[Collection entries]
----------
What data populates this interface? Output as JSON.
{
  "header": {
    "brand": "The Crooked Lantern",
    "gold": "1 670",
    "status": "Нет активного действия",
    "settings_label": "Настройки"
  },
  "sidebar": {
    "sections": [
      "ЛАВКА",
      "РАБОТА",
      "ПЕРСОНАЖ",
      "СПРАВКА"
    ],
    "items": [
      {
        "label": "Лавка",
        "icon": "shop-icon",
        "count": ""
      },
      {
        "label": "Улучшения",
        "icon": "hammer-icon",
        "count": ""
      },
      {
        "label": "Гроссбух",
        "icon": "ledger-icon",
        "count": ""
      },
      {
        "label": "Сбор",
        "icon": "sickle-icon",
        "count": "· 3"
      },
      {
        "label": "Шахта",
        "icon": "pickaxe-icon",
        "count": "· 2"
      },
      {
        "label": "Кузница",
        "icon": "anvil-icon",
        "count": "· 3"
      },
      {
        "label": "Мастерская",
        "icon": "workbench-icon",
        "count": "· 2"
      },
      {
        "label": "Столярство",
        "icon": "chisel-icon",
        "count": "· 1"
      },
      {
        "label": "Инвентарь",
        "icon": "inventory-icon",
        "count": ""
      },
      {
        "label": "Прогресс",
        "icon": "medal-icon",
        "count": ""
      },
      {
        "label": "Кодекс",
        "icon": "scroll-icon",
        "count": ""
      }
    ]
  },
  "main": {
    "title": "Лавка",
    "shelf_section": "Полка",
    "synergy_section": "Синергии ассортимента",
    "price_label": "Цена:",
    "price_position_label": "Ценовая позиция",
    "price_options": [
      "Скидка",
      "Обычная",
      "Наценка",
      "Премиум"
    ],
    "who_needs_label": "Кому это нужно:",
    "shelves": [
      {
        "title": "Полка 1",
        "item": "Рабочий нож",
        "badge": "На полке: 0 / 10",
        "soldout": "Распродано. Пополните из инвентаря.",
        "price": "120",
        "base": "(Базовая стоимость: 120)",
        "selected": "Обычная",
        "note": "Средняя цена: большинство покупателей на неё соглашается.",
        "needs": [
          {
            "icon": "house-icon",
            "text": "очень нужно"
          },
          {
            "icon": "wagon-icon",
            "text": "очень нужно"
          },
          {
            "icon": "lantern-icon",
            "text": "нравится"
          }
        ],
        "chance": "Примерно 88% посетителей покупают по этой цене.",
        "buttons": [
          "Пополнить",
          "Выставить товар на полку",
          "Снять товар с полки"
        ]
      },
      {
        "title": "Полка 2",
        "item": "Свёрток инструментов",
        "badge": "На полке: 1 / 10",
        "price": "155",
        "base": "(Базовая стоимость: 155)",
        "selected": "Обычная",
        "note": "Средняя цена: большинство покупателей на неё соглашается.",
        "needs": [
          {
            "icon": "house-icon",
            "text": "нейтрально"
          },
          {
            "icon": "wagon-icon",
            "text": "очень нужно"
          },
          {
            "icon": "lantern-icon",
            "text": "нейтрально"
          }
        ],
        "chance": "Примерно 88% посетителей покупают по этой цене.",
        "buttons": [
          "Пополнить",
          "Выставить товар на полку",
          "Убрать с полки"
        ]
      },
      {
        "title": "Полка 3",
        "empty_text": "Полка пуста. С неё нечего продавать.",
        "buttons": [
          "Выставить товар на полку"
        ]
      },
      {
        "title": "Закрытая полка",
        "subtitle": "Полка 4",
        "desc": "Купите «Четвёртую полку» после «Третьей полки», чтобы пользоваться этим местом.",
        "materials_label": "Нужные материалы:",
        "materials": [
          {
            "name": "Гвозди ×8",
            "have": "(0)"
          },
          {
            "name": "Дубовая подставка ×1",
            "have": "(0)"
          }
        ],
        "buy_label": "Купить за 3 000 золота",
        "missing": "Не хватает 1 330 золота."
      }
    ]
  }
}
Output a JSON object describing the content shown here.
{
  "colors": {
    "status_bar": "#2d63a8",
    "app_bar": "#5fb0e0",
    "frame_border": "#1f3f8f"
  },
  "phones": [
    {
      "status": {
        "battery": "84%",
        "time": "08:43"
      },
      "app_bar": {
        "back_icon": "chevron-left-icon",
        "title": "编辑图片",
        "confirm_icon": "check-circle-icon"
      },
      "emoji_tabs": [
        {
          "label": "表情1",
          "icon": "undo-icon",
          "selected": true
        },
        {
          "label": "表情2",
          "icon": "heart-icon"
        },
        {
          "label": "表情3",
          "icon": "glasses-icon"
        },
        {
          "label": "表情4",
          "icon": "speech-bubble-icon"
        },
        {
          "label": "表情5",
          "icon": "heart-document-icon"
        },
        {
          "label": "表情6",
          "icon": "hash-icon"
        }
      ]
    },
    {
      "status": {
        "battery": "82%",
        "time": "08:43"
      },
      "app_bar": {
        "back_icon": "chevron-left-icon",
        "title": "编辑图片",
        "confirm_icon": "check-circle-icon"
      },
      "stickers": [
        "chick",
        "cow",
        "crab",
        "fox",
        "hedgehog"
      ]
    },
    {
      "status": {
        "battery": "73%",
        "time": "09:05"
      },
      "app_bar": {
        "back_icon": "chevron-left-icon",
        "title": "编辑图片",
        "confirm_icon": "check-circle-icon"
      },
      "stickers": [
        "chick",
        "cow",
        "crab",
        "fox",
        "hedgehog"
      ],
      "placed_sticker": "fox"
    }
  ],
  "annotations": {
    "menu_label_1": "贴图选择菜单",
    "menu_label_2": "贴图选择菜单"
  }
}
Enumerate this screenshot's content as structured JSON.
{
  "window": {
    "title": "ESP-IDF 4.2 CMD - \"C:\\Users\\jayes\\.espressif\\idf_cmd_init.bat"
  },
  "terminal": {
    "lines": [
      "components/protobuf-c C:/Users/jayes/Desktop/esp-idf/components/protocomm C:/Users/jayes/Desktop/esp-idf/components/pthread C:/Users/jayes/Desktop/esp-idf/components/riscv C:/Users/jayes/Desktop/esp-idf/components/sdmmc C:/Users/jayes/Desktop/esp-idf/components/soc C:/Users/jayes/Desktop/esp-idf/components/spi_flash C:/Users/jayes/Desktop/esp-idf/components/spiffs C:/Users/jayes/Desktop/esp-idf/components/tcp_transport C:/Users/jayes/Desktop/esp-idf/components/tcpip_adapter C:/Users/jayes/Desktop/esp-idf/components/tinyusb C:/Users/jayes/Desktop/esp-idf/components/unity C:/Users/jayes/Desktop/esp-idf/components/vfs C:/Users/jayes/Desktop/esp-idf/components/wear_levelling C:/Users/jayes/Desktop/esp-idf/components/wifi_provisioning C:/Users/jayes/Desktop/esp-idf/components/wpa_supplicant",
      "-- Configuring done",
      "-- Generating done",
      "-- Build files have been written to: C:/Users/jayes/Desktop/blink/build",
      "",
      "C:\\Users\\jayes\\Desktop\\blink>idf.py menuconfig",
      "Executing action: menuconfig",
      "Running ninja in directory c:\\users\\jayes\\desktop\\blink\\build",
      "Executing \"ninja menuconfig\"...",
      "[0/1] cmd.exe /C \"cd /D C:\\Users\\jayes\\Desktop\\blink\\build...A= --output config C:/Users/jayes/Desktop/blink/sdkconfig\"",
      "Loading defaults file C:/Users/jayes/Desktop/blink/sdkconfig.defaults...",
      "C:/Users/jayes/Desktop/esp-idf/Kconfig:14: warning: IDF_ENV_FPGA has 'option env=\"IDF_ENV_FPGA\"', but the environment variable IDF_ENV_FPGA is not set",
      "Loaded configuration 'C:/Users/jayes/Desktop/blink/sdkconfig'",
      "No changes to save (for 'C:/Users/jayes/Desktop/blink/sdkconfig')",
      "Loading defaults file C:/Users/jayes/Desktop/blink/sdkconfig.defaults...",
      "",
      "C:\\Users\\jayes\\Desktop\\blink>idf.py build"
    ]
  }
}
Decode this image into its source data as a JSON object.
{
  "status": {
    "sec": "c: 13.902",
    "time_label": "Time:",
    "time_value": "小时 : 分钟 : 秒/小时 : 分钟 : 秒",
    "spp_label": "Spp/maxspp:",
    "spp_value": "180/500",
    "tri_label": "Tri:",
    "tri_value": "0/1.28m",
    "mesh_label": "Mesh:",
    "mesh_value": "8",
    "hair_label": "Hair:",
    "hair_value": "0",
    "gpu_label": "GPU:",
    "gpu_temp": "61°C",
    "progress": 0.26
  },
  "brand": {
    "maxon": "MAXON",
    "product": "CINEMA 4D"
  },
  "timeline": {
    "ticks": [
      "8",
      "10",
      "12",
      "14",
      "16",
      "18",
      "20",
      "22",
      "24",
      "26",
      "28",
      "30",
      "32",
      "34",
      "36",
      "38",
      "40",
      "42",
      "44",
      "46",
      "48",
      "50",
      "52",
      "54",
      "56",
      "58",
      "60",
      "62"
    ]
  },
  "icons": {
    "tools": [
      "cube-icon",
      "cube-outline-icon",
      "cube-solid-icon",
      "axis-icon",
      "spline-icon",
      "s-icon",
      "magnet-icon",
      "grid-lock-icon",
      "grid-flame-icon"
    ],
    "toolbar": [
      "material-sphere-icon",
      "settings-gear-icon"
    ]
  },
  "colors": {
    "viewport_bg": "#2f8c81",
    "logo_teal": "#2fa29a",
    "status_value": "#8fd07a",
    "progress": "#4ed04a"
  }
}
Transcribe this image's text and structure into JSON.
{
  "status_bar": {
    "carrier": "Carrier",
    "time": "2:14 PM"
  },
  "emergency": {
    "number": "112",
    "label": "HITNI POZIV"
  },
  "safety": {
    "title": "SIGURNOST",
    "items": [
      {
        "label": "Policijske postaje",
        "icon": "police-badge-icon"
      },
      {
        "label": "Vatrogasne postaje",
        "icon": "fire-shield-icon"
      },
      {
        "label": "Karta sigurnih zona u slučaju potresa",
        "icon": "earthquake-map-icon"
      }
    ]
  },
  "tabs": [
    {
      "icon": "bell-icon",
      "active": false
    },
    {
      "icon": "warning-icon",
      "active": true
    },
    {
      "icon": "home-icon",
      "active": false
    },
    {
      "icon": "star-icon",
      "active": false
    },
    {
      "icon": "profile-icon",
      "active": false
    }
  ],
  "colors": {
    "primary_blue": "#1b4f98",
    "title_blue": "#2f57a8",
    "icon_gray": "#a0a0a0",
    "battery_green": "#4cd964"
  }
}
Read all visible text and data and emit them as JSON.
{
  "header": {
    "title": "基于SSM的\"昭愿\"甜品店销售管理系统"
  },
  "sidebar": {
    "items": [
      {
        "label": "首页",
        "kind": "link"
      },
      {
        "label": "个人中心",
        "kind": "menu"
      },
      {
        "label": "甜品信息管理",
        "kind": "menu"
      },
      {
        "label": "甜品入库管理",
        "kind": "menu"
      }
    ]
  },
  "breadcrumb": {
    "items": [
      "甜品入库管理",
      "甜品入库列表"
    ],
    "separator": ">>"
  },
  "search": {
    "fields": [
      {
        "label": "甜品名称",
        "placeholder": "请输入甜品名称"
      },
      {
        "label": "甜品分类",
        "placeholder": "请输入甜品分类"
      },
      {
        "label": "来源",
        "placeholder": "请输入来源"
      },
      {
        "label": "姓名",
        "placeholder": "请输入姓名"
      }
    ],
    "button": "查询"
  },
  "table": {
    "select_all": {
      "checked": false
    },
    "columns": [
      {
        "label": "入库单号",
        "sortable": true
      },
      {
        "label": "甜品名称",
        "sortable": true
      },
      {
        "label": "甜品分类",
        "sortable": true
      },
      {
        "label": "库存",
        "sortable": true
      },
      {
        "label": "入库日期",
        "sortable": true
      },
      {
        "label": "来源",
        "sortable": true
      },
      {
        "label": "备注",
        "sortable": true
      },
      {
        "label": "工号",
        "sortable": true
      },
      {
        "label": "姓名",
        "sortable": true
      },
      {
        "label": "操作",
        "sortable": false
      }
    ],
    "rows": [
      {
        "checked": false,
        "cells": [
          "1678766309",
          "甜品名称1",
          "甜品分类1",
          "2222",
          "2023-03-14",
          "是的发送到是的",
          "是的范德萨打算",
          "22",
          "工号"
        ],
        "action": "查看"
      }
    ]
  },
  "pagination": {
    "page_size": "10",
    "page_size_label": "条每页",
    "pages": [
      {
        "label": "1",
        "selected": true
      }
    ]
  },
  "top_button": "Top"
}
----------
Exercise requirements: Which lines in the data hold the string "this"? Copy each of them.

Answer below:
What data populates this interface? Output as JSON.
Enumerate this screenshot's content as structured JSON.
Decode this image into its source data as a JSON object.
Transcribe this image's text and structure into JSON.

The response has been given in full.